*** Begin section ***

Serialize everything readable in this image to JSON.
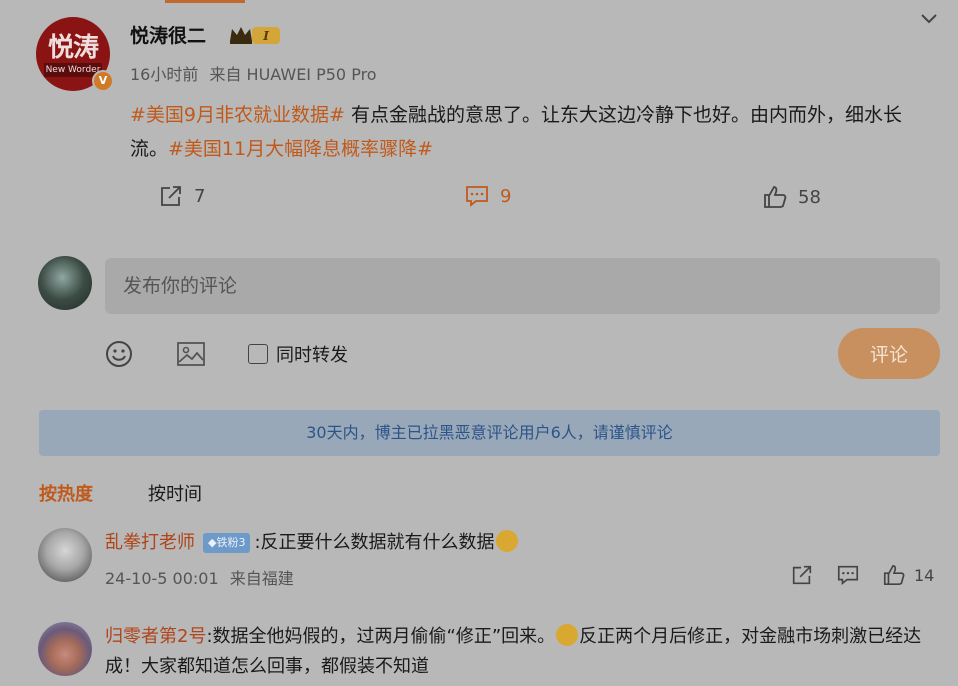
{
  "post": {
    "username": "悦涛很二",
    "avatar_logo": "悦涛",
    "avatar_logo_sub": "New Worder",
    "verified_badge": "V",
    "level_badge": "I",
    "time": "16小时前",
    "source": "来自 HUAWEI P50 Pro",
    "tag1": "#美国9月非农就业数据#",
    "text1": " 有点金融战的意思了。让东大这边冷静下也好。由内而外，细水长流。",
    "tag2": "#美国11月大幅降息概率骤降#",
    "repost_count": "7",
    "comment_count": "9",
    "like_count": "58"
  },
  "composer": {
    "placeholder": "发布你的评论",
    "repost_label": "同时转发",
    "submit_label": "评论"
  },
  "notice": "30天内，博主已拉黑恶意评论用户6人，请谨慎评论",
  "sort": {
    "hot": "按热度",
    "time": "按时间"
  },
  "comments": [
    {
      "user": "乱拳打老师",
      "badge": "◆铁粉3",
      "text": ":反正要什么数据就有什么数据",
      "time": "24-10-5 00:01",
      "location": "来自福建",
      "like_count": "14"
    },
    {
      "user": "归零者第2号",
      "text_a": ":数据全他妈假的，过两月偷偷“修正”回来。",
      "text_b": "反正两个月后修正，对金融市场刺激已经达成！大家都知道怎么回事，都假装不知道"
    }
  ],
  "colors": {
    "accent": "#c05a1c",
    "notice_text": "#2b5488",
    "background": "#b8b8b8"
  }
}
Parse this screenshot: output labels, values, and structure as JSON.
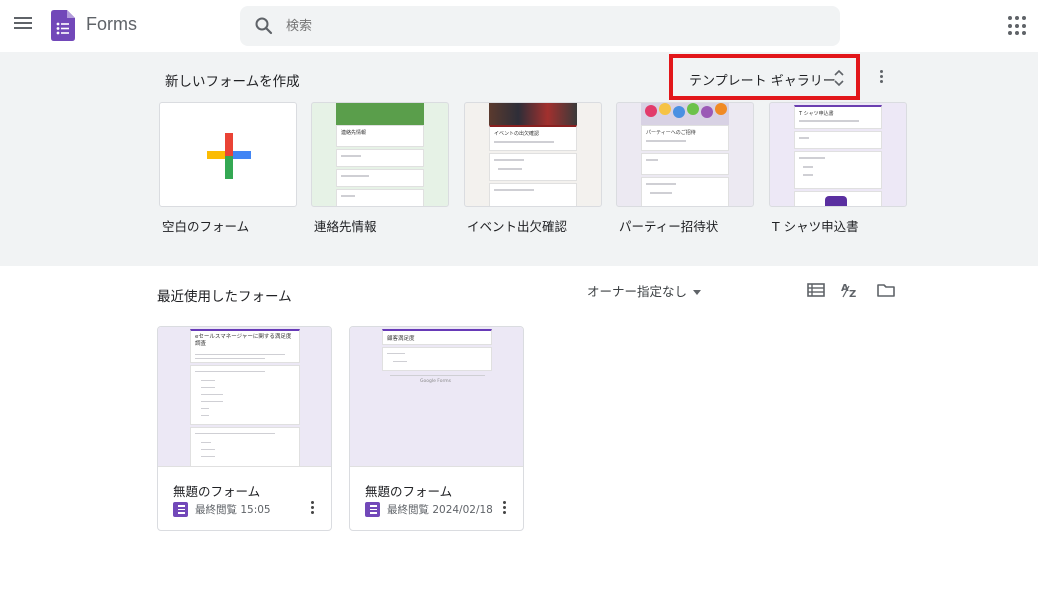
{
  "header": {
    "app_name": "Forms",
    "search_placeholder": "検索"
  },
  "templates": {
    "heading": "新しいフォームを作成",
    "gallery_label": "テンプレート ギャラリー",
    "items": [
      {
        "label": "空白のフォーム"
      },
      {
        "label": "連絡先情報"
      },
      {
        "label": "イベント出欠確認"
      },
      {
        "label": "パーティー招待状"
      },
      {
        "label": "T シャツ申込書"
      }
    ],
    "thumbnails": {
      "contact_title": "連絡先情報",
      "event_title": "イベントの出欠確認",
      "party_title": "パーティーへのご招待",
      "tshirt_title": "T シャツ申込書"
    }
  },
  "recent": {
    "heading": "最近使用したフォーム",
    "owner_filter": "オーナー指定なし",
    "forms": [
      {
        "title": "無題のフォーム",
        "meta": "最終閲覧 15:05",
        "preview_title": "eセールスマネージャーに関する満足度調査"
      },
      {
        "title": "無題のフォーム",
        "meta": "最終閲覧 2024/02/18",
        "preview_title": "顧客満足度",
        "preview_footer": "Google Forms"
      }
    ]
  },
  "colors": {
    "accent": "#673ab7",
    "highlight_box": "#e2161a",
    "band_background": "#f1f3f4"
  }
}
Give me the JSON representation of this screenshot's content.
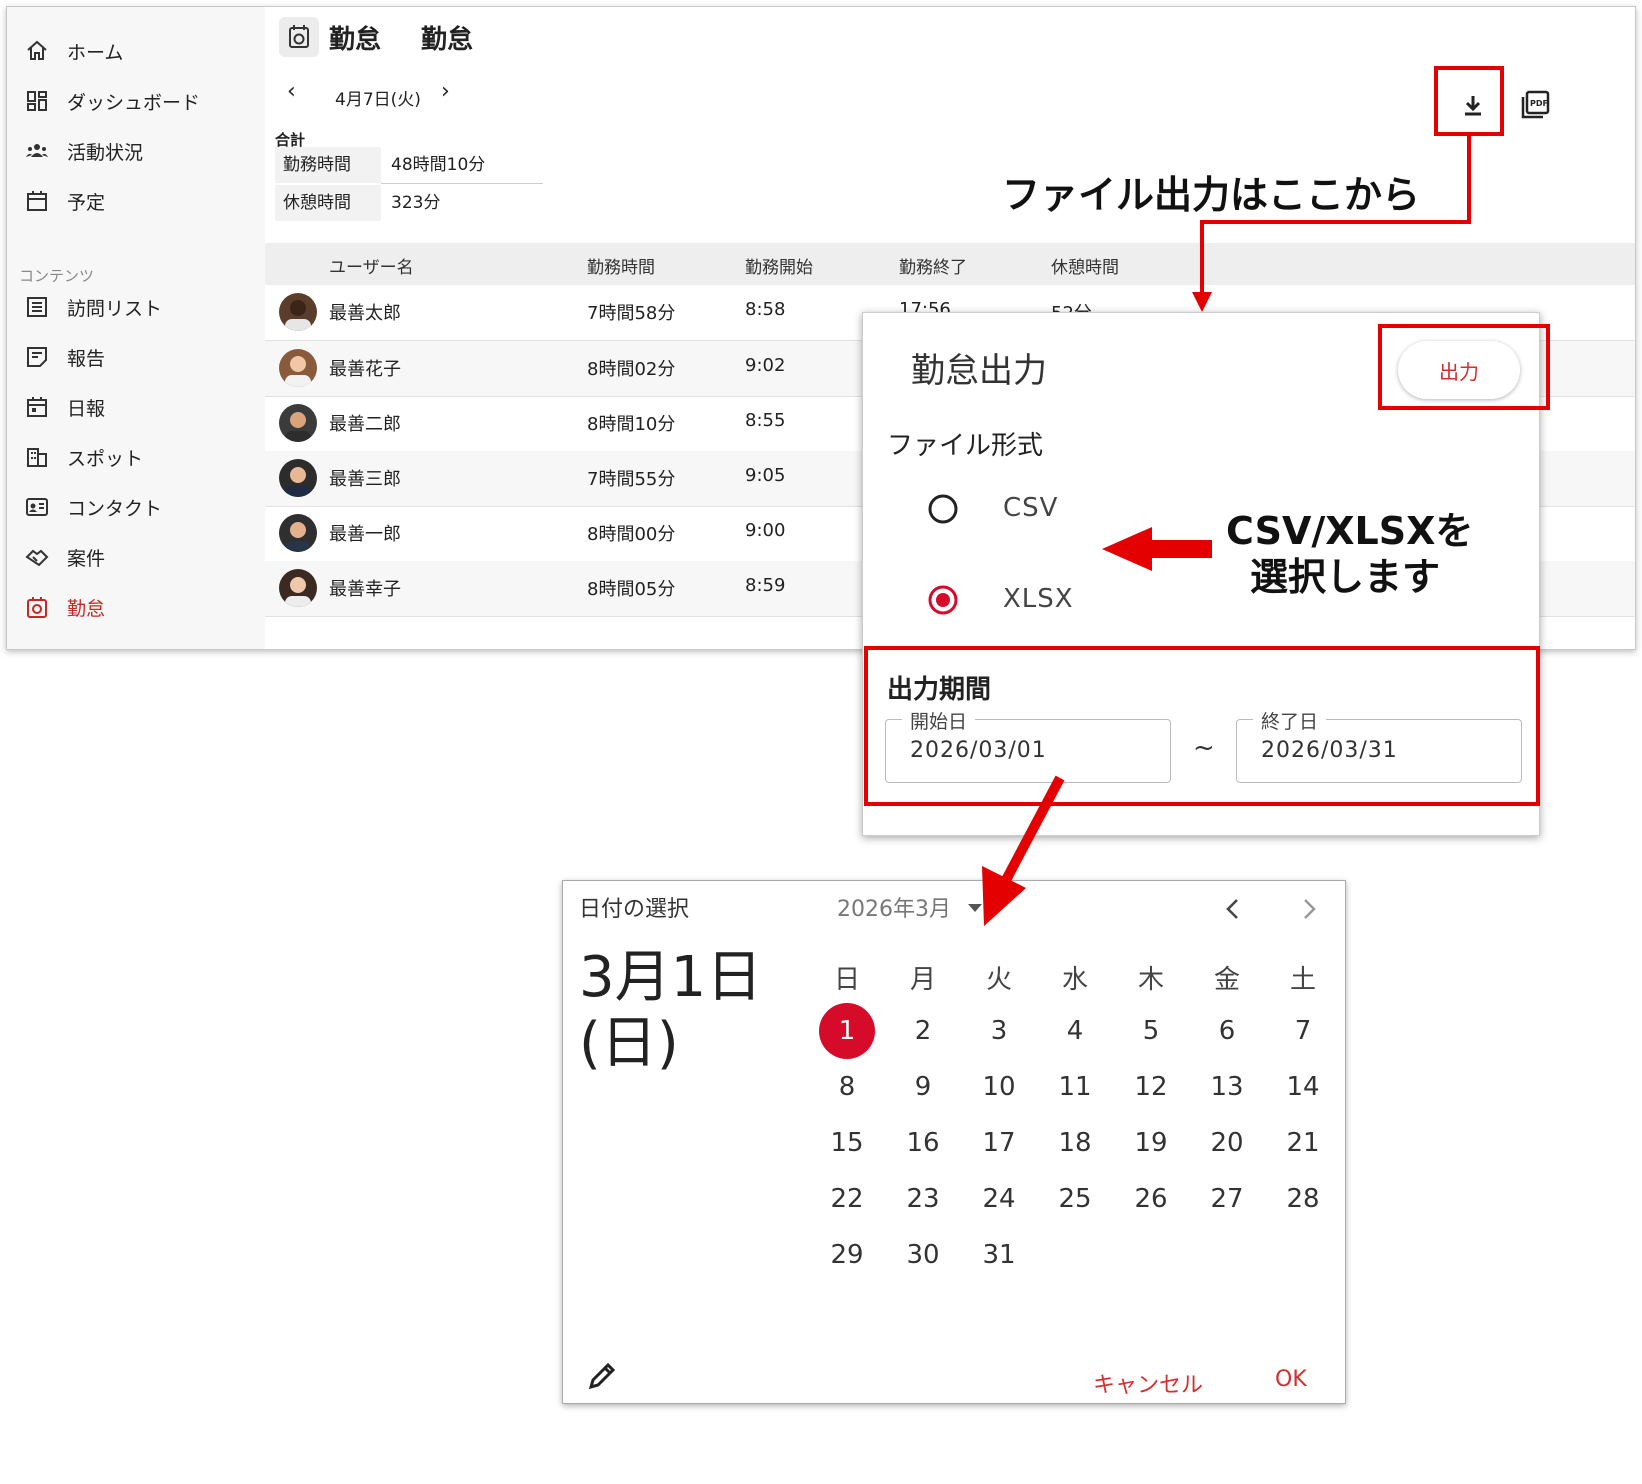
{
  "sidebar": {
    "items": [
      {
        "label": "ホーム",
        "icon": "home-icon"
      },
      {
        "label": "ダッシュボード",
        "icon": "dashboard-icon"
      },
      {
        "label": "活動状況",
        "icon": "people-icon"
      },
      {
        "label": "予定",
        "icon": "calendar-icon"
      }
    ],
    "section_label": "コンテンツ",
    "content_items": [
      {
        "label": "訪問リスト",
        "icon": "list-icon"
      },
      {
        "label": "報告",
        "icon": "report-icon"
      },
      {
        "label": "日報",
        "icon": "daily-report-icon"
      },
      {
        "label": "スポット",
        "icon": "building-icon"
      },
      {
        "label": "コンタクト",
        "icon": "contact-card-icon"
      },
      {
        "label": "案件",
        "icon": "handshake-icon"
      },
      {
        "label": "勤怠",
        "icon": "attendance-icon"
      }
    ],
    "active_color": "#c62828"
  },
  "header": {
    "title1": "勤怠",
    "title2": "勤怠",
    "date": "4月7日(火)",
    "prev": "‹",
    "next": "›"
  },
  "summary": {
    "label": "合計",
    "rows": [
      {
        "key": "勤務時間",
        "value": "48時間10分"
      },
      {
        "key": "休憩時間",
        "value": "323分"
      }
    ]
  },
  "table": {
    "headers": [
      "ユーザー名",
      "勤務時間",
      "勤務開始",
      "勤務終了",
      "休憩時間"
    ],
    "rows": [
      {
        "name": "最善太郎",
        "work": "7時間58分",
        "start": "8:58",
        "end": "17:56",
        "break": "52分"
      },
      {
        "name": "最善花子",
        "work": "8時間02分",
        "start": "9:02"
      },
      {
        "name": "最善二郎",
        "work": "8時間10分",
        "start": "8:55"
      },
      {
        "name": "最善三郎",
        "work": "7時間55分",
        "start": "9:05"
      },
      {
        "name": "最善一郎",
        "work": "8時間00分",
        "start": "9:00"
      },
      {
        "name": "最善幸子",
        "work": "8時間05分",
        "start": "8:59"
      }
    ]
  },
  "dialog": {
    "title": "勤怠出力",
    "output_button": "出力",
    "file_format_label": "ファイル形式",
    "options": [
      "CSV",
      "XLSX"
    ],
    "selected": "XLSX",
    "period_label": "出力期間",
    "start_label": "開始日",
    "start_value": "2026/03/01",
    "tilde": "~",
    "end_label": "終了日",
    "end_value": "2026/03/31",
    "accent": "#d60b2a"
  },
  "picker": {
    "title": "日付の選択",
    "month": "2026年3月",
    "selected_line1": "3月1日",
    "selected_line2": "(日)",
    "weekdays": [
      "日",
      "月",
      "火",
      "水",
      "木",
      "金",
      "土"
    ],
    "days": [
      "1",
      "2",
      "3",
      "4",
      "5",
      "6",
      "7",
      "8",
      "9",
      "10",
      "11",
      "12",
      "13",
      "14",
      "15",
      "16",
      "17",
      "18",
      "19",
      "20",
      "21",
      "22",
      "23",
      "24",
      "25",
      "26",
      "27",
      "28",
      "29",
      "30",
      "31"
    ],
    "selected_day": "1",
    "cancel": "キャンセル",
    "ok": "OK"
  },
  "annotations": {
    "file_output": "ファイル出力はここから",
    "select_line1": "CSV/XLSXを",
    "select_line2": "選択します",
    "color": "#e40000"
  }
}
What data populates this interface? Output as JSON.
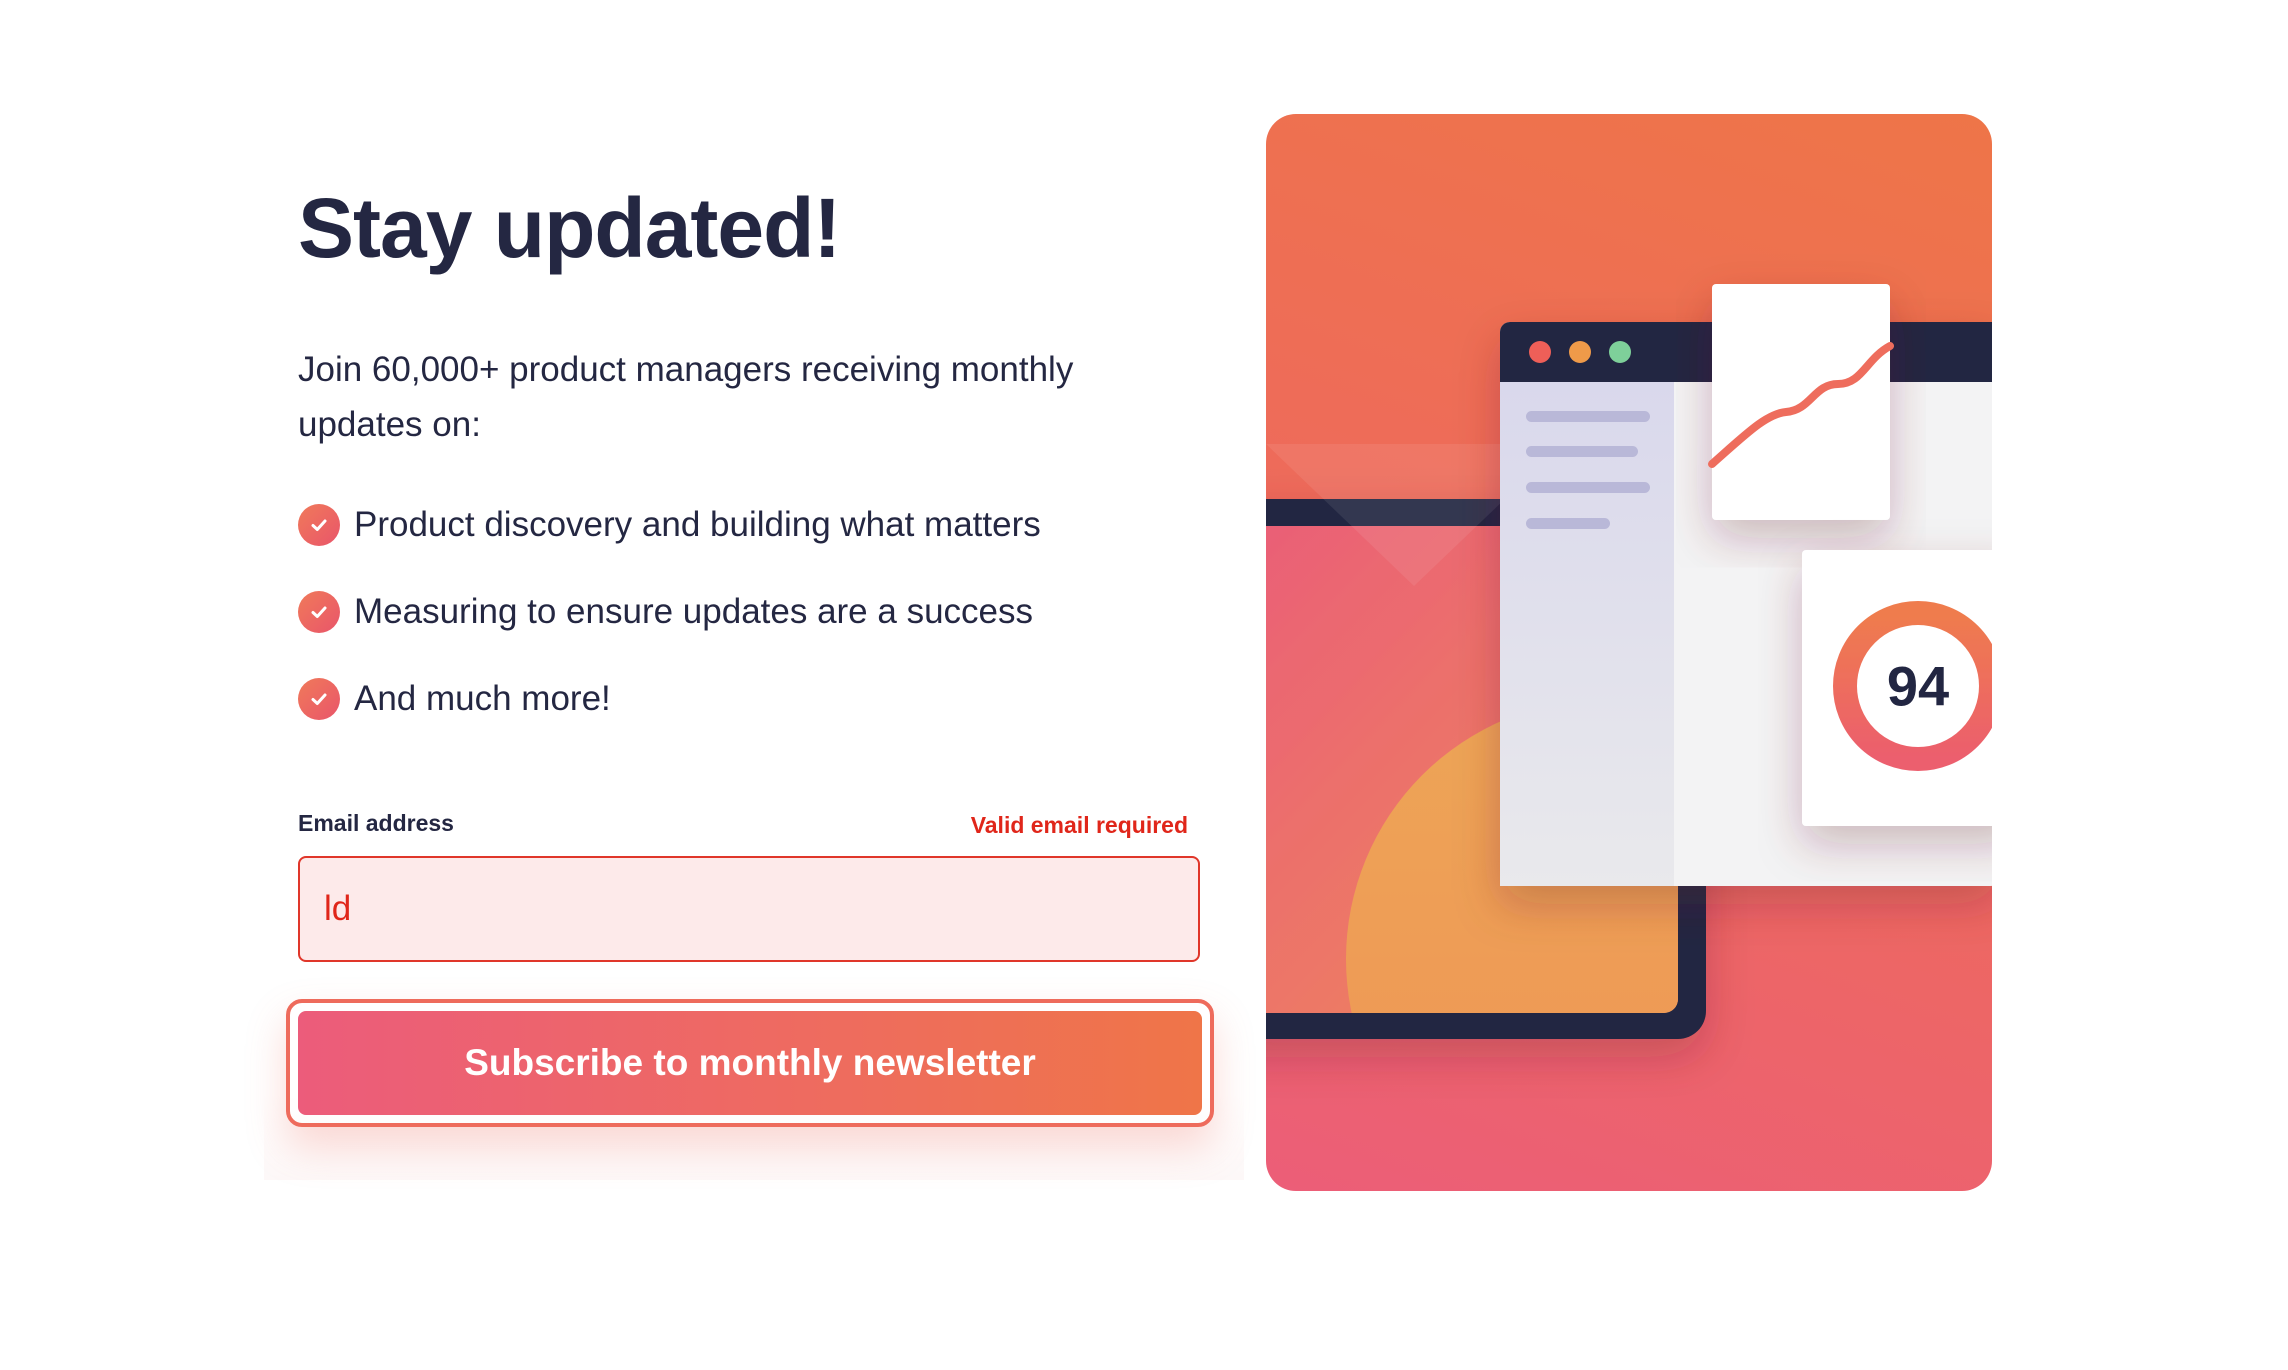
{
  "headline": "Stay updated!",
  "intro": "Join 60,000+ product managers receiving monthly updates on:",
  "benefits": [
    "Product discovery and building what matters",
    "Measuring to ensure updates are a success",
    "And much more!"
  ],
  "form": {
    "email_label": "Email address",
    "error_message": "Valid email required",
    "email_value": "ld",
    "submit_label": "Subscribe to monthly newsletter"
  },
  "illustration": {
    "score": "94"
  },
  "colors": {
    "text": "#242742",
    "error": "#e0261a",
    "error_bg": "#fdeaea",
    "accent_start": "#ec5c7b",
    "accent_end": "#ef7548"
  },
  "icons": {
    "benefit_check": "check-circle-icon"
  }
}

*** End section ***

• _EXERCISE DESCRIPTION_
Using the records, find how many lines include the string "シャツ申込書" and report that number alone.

• _RESULT OF THE EXERCISE_
2